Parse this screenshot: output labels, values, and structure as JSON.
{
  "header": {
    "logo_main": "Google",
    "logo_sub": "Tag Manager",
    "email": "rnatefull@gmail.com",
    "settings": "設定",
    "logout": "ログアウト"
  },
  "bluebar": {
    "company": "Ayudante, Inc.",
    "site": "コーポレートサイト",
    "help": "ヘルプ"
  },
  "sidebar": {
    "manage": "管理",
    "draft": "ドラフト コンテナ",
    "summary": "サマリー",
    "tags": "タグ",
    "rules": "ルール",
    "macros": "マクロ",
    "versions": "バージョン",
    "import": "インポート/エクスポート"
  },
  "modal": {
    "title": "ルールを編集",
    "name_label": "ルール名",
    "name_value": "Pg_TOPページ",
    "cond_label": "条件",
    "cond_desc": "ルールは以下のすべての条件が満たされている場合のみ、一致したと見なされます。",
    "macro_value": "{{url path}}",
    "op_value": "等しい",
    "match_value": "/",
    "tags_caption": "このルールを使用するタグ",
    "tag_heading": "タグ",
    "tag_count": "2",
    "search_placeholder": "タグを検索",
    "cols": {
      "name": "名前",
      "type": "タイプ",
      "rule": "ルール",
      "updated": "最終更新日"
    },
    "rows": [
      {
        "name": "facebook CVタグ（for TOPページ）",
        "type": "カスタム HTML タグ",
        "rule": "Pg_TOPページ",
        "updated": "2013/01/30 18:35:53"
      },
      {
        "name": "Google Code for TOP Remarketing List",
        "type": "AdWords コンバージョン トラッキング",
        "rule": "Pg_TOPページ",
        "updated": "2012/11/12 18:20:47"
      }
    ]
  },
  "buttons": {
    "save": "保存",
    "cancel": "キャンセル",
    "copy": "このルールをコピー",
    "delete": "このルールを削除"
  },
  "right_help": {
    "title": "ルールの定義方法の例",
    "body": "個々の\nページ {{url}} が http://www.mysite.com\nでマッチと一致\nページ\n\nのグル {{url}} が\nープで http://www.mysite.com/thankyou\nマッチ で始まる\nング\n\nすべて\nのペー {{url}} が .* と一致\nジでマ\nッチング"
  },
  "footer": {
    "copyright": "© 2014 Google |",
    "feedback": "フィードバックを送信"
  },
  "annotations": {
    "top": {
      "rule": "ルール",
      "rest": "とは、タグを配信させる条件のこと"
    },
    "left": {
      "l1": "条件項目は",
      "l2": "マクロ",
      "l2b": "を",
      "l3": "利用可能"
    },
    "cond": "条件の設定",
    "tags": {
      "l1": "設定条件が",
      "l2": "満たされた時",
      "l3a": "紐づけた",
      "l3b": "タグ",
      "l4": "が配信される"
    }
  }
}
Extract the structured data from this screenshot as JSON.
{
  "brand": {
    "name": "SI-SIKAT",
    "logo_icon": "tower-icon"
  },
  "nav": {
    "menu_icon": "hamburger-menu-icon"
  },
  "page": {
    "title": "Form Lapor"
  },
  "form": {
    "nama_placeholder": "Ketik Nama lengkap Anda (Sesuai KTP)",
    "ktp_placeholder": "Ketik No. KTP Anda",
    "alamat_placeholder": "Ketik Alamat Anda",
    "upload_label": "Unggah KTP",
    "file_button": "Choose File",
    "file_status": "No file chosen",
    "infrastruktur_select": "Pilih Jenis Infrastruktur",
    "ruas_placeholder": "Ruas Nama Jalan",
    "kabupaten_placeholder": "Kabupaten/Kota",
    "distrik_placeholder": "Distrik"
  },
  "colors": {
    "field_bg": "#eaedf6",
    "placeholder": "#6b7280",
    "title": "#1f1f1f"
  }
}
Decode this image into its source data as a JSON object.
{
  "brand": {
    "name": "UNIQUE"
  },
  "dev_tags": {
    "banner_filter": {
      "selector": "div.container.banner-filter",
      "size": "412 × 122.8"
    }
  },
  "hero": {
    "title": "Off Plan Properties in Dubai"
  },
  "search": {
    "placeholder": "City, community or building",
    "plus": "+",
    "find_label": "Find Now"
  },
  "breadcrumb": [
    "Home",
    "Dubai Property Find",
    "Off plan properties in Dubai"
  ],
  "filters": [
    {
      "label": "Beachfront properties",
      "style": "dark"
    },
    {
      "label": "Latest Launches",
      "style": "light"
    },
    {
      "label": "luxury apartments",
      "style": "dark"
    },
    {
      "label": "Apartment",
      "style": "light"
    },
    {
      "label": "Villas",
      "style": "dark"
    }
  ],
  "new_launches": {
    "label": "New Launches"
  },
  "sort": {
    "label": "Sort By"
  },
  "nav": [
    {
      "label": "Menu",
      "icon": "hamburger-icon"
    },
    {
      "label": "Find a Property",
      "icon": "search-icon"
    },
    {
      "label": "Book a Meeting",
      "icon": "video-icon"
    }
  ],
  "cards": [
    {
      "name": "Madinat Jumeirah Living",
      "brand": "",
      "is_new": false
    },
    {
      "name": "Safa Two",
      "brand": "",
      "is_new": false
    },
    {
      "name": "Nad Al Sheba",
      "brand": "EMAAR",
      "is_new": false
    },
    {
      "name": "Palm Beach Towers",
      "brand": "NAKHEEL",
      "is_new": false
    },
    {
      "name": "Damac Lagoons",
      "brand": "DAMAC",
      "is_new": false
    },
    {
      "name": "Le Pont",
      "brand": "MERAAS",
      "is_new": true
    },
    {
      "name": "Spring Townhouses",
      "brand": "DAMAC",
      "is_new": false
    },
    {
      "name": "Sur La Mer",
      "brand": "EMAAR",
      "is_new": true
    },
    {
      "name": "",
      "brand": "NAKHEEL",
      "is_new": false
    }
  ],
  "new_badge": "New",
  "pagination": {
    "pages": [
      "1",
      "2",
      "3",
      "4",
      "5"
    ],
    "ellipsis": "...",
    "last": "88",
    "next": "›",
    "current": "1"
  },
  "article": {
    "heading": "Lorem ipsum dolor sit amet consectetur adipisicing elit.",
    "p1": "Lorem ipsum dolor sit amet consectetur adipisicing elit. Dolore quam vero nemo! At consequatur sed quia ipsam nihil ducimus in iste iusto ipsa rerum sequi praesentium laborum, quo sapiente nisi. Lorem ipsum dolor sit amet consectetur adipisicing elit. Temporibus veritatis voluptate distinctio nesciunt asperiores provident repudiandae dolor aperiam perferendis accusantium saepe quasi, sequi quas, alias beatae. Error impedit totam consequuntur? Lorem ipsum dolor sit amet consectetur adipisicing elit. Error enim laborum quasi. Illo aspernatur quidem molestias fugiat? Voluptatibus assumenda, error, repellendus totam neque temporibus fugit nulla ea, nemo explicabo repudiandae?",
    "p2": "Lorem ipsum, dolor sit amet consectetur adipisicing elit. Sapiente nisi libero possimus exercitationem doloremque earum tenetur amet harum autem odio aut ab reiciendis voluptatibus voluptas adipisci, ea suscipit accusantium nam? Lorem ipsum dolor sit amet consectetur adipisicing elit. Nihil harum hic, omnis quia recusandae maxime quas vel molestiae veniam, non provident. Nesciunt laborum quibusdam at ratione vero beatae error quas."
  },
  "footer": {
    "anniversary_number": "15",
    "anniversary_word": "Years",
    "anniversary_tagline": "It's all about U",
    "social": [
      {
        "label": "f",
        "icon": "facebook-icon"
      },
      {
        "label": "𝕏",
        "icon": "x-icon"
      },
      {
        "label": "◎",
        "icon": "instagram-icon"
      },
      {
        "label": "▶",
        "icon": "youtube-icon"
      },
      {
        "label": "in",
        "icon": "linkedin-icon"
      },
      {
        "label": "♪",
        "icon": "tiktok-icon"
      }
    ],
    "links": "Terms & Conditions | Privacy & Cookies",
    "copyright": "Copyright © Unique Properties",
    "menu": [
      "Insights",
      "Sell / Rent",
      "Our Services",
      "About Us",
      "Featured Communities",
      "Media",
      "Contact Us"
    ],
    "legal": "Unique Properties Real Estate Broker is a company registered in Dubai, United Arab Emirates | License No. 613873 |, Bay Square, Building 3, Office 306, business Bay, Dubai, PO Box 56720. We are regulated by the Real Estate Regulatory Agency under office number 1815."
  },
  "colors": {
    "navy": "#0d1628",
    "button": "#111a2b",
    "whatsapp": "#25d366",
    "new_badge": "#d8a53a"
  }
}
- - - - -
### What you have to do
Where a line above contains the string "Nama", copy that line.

### Output
    "nama_placeholder": "Ketik Nama lengkap Anda (Sesuai KTP)",
    "ruas_placeholder": "Ruas Nama Jalan",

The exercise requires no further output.